  41. ^ Thor #118
  42. ^ Fear Itself #7
  43. ^ The Mighty Thor #9
  44. ^ The Mighty Thor #10
  45. ^ Aaron, Jason (w), Deodato, Mike (a). Original Sin #7 (August 2014). Marvel Comics
  46. ^ Jason Aaron (w), Russell Dauterman (a). Thor v4, 1 (October 2014), Marvel Comics
  47. ^ The Unworthy Thor #2
  48. ^ The Unworthy Thor #4
  49. ^ The Unworthy Thor #5
  50. ^ Secret Empire #10
  51. ^ The Mighty Thor #705
  52. ^ The Mighty Thor #706
  53. ^ War of the Realms #6
  54. ^ Thor #276 (Oct. 1978)
  55. ^ Thor #337 (Nov. 1983)
  56. ^ Thor #390 (April 1988)
  57. ^ Thor #433 (June 1991)
  58. ^ Thor #600 (April 2009)
  59. ^ Thor #355 (May 1985)
  60. ^ Loki: Agent of Asgard #9 (Dec. 2014)
  61. ^ Avengers & X-Men: AXIS #9 (December 2014)
  62. ^ Thor vol. 4 #8 (May 2015)
  63. ^ Thor vol. 6 #7 (May 2015)
  64. ^ Free Comic Book Day: Secret Empire (April 2017)
  65. ^ Thor #339 (Jan. 1984)
  66. ^ Thor #459 (Feb. 1993)
  67. ^ X-Men Annual #9 (1985)
  68. ^ To Serve and Protect #3 (Jan. 2011)
  69. ^ Deadpool #37 (Feb. 2000)
  70. ^ Thor vol. 2, #80 Aug. 2004
  71. ^ The Amazing Spider-Man #520 (August 2005)
  72. ^ Civil War #1–7 (May 2006 – Jan. 2007)
  73. ^ Lockjaw and the Pet Avengers #1 - 4 (July - Oct. 2009)

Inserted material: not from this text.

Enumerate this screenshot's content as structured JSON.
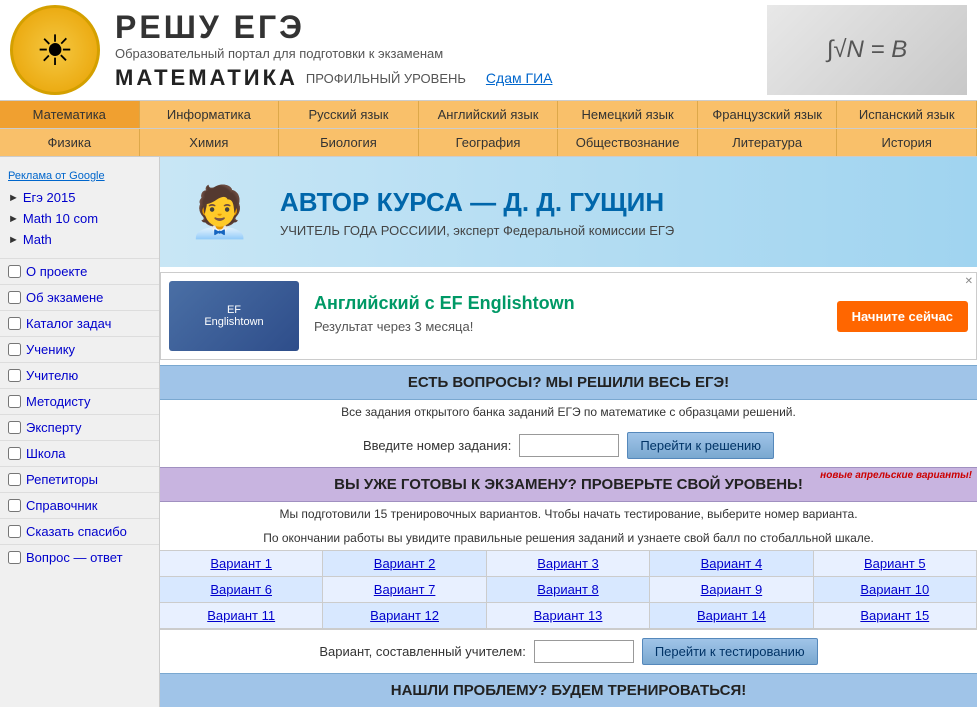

  74. ^ The Ultimates #4 - 13 (March 2002 - April 2004)

External links[edit]